• EXERCISE OBJECTIVE: Your answer should be one number: the count of lines in the data below that include "time".

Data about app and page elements
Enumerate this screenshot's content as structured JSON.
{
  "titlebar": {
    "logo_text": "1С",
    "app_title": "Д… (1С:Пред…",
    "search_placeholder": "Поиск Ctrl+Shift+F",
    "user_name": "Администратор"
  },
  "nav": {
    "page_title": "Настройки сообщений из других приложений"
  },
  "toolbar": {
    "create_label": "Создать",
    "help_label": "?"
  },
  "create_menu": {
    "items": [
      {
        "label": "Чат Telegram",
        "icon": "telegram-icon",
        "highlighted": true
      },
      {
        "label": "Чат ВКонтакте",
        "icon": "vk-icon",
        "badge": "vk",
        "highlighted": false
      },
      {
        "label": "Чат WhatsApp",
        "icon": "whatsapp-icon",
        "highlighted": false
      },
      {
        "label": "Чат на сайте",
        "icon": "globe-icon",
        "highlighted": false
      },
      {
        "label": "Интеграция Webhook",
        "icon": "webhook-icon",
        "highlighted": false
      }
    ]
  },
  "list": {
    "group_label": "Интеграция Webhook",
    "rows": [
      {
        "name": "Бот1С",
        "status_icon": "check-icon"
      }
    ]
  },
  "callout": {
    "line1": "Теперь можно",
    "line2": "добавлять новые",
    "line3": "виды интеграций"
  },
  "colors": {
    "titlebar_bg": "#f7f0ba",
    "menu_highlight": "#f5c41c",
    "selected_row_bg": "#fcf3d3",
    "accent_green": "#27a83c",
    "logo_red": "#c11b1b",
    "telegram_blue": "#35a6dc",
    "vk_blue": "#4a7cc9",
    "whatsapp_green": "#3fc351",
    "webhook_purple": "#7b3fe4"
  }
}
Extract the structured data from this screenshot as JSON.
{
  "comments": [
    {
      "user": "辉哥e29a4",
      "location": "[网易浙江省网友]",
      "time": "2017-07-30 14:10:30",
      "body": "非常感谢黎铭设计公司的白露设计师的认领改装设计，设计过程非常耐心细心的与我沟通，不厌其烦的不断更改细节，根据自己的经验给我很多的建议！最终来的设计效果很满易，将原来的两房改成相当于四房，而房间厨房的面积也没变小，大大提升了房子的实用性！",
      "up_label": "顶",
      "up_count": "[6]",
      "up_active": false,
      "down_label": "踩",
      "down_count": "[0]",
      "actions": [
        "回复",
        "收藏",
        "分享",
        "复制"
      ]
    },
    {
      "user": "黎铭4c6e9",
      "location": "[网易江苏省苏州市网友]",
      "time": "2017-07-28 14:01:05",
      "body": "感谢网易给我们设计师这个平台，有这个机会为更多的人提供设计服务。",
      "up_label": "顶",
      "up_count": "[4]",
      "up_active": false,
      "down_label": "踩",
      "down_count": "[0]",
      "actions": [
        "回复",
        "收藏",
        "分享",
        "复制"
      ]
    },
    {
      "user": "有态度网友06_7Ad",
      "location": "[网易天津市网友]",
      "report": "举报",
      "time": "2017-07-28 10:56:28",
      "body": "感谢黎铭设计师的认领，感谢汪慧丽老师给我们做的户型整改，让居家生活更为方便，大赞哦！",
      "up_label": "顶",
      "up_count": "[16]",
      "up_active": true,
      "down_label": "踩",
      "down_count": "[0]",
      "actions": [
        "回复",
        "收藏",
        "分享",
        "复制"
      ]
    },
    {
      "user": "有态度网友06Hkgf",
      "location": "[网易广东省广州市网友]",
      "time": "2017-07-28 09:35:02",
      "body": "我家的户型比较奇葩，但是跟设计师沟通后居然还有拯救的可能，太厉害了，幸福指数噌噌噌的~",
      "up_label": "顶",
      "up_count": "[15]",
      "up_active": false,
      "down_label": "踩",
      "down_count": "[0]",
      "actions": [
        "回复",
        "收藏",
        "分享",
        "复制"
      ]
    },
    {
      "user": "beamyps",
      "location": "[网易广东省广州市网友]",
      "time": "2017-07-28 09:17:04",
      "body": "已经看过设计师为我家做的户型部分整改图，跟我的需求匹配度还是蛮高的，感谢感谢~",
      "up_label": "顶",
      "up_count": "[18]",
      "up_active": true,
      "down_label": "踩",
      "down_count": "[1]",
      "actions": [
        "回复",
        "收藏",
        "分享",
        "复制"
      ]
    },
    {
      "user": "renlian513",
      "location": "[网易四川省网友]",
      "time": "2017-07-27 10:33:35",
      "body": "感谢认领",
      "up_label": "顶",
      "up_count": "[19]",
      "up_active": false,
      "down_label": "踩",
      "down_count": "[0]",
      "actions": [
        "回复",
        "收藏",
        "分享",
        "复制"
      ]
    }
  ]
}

• RESPONSE BOX: 6